1. Quotes can vary a huge amount– don’t go with the first one you see.
It can sometimes seem that Auto Insurance quotes are a simple math equation adding up all of your history, car, and your personal information, different companies vary greatly in how much weight they give to each part of your profile. Even if your friend or relative got a great deal from one company, your quote could be totally different. Checking out several quotes before committing is worth the time and effort, or working with a trusted broker can translate into significant savings, not to mention better coverage.
2. Don’t just stick with your state’s minimums– find out your other options.
As any driver knows, the United States requires drivers to have insurance in the case of damages, but these requirements vary greatly from state to state. While at the very least, property damages and bodily injury are required, the minimums may not be enough. If for example, your state’s minimums are only up to $15,000 of medical expenses, a serious accident could see you having to cover tens of thousands of dollars out of pocket. While they provide a good starting point, state minimums are exactly that– the very least of what should be reasonably covered. It is possible, depending on where you live, that this is enough coverage for you, but be sure to delve into higher options before deciding.
3. Be mindful of hidden fees when choosing between monthly and annual premium payment options.
While most insurance companies now allow for monthly insurance payment options, this may not be the cheapest option. Check for hidden fees, processing amounts, and other potential price differentials, before deciding on monthly vs. annual payment. Try and think about what changes you are expecting in the upcoming year– while monthly can often be more expensive in the long run, if you expect your child to join or get off your policy mid-year, the monthly option may save you money.
4. Choose a realistic deductible.
When choosing a deductible, it is tempting to keep it high, so as to lower your premiums. However, accidents do unfortunately happen at a higher rate than you think — estimates show that a driver is likely to get in a crash every 18 years. It is essential to carefully check your budget and funds before selecting your deductible. Ask yourself: in the event of an accident happening tomorrow, could I part with the money without too much financial strain? Staying on the safe side, rather than playing an optimistic gambler, may be your best bet, even if it means higher premiums.

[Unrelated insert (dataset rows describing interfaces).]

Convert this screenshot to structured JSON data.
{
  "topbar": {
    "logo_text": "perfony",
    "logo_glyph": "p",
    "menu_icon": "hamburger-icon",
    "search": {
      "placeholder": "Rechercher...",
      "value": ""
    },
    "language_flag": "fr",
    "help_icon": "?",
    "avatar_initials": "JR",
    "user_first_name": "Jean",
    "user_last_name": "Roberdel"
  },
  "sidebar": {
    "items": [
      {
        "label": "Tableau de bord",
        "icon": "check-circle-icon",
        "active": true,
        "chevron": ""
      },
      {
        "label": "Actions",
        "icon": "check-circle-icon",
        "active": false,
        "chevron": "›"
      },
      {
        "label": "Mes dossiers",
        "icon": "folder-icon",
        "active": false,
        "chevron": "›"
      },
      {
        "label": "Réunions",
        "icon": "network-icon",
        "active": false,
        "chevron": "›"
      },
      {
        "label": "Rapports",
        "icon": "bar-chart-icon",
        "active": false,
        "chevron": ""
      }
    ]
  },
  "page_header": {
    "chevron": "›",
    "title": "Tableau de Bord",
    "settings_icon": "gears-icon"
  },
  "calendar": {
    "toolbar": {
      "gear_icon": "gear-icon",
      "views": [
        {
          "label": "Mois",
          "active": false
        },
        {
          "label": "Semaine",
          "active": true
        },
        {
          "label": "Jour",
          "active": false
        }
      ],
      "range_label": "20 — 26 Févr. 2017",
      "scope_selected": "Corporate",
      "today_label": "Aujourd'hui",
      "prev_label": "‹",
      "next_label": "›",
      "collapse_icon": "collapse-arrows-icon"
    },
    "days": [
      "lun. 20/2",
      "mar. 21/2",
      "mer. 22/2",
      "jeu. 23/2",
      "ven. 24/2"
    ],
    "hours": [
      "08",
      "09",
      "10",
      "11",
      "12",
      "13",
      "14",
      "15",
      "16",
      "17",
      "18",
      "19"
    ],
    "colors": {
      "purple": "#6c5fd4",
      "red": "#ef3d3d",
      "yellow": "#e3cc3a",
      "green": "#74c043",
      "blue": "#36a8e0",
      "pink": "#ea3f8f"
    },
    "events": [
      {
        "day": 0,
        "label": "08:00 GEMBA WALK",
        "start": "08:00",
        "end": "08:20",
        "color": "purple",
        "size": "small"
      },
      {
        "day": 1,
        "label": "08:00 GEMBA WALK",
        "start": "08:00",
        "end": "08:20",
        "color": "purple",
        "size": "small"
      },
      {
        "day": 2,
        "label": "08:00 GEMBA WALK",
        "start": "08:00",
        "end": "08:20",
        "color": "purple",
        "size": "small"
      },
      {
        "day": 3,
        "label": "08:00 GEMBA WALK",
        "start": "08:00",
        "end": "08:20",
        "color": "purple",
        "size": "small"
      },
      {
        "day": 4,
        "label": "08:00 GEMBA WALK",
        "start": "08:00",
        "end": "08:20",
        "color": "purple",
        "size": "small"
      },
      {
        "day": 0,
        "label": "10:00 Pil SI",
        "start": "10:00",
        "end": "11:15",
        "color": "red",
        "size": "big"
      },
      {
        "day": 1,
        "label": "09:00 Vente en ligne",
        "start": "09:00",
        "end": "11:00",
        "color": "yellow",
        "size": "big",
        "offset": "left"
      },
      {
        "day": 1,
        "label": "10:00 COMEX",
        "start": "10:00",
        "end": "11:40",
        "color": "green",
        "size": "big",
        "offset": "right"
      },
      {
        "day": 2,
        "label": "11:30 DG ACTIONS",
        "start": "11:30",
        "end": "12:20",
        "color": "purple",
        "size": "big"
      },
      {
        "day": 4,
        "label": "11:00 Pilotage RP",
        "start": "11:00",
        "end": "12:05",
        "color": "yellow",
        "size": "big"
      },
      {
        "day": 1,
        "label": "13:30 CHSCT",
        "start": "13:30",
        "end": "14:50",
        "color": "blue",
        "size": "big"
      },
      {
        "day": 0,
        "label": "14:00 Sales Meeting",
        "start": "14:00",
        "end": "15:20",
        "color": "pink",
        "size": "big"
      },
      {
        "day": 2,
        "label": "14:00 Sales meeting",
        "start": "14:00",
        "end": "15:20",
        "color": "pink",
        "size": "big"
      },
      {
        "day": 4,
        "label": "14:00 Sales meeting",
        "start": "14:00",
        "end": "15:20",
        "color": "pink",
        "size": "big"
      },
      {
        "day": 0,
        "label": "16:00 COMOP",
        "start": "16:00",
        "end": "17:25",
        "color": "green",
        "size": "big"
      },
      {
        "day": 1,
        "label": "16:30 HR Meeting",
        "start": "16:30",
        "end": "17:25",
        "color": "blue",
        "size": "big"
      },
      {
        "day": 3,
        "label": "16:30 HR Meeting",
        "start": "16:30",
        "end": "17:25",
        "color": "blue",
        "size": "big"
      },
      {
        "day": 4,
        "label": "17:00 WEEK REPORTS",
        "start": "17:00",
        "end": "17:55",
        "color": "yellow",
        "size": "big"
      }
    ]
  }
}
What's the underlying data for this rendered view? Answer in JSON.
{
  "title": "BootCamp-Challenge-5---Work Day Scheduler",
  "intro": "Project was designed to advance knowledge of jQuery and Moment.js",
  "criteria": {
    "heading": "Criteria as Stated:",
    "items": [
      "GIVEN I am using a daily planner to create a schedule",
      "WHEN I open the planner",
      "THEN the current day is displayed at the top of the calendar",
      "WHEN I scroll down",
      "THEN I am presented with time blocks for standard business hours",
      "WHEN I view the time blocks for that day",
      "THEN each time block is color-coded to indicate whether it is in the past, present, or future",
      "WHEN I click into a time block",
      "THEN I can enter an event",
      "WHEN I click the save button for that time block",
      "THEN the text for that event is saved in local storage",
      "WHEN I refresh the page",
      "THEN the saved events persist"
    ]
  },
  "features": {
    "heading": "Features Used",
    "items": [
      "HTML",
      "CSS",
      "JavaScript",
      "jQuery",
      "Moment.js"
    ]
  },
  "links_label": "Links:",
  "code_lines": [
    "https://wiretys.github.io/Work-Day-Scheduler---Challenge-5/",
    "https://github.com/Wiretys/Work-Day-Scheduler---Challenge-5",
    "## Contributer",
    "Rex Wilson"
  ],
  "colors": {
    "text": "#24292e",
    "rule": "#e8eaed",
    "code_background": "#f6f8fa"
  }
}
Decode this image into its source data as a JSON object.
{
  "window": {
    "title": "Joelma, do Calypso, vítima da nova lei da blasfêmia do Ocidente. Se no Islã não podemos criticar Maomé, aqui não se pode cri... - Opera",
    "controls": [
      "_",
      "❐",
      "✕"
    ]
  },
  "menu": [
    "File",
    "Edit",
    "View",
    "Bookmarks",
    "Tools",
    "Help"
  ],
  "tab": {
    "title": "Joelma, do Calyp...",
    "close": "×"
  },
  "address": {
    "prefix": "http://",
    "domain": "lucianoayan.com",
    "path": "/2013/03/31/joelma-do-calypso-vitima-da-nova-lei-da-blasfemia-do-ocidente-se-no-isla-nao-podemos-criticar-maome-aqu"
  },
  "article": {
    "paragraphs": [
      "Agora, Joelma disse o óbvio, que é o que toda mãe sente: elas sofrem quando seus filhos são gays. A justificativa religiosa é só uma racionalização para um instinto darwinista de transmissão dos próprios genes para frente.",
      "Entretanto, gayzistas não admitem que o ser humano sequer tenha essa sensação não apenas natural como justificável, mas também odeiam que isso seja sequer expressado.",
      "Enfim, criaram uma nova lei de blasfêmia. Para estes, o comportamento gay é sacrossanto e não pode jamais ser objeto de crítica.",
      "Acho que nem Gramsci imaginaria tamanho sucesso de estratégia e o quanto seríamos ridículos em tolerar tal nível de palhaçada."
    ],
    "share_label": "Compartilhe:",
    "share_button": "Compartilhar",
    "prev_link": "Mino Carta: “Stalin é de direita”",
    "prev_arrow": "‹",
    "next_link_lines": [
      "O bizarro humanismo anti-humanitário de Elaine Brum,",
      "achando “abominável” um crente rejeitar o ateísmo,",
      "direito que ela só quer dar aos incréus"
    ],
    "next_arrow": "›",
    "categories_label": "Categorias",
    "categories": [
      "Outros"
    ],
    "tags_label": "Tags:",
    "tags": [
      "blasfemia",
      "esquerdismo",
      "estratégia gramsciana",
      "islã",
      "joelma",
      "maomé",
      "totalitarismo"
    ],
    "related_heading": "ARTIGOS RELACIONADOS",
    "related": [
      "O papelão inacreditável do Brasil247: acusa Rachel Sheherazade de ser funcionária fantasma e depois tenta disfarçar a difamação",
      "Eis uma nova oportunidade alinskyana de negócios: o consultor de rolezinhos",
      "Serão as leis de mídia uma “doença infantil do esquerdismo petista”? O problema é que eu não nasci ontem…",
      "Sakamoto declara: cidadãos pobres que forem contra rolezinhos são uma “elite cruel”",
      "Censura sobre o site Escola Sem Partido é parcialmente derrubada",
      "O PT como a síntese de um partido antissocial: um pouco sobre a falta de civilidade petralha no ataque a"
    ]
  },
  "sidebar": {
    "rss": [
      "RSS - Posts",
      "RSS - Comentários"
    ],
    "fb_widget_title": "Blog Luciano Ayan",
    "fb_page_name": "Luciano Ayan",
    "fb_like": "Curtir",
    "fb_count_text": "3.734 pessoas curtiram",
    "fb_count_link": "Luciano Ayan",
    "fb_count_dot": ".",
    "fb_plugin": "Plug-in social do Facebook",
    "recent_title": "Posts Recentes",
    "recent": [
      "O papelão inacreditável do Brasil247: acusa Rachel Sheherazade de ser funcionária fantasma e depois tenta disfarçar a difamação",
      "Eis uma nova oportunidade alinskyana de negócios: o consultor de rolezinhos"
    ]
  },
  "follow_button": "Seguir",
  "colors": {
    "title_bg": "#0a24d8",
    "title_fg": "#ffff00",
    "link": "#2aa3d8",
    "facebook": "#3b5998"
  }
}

5. Be honest with yourself about what kind of driver you are.
Fess up; your texting while driving skills aren’t better than anyone else’s. One study quoted in the Association for Psychological science, found that when it comes to ranking driving skills, people consistently rank themselves as above average, even while admitting that others probably wouldn’t feel the same. While looking at the price of insurance, it is easy to reassure yourself, well I am a careful driver, the statistics don’t apply to me, ect. Take some time to really ask yourself what your risk factors are, what your patterns are, and accurately reflect on your abilities, and then decide on what it means for your coverage.
6. Review how your potential insurance handles claims.
Knowing what to do in the case of an accident is always a good idea. However, some insurance providers make it easier than others to file a claim. This can have a real impact on how much and how smoothly coverage kicks in when dealing with an accident. Knowing your insurance is easy to work with can ease the emotional burden of going through the claims process, especially after a traumatic event.